* **Work request**
Output all of the records exactly, word for word.
---+---
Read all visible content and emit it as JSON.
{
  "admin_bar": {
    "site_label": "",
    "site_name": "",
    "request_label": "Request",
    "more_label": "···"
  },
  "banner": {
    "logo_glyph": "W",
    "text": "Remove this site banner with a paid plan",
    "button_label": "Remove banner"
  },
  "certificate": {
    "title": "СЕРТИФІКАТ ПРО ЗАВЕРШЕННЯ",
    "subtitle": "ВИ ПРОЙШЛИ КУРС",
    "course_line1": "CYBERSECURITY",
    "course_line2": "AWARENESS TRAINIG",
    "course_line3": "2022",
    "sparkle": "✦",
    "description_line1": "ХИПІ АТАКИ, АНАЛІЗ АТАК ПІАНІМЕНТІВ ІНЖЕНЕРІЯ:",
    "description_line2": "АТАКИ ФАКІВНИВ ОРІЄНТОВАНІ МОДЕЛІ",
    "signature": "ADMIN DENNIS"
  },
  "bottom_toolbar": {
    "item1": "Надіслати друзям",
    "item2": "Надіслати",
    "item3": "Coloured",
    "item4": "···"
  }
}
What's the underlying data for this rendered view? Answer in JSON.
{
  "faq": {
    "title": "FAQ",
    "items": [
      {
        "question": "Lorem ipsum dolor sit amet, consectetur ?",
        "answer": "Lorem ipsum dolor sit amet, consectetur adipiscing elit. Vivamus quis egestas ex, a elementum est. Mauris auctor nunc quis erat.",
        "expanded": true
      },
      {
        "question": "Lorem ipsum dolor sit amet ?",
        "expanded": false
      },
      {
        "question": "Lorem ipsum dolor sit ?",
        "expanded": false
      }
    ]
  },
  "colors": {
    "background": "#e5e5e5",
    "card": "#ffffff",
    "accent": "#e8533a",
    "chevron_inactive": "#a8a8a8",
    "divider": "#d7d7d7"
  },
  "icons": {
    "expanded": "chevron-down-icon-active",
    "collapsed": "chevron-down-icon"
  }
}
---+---
* **Solution to the exercise**
Read all visible content and emit it as JSON.
{
  "admin_bar": {
    "site_label": "",
    "site_name": "",
    "request_label": "Request",
    "more_label": "···"
  },
  "banner": {
    "logo_glyph": "W",
    "text": "Remove this site banner with a paid plan",
    "button_label": "Remove banner"
  },
  "certificate": {
    "title": "СЕРТИФІКАТ ПРО ЗАВЕРШЕННЯ",
    "subtitle": "ВИ ПРОЙШЛИ КУРС",
    "course_line1": "CYBERSECURITY",
    "course_line2": "AWARENESS TRAINIG",
    "course_line3": "2022",
    "sparkle": "✦",
    "description_line1": "ХИПІ АТАКИ, АНАЛІЗ АТАК ПІАНІМЕНТІВ ІНЖЕНЕРІЯ:",
    "description_line2": "АТАКИ ФАКІВНИВ ОРІЄНТОВАНІ МОДЕЛІ",
    "signature": "ADMIN DENNIS"
  },
  "bottom_toolbar": {
    "item1": "Надіслати друзям",
    "item2": "Надіслати",
    "item3": "Coloured",
    "item4": "···"
  }
}
What's the underlying data for this rendered view? Answer in JSON.
{
  "faq": {
    "title": "FAQ",
    "items": [
      {
        "question": "Lorem ipsum dolor sit amet, consectetur ?",
        "answer": "Lorem ipsum dolor sit amet, consectetur adipiscing elit. Vivamus quis egestas ex, a elementum est. Mauris auctor nunc quis erat.",
        "expanded": true
      },
      {
        "question": "Lorem ipsum dolor sit amet ?",
        "expanded": false
      },
      {
        "question": "Lorem ipsum dolor sit ?",
        "expanded": false
      }
    ]
  },
  "colors": {
    "background": "#e5e5e5",
    "card": "#ffffff",
    "accent": "#e8533a",
    "chevron_inactive": "#a8a8a8",
    "divider": "#d7d7d7"
  },
  "icons": {
    "expanded": "chevron-down-icon-active",
    "collapsed": "chevron-down-icon"
  }
}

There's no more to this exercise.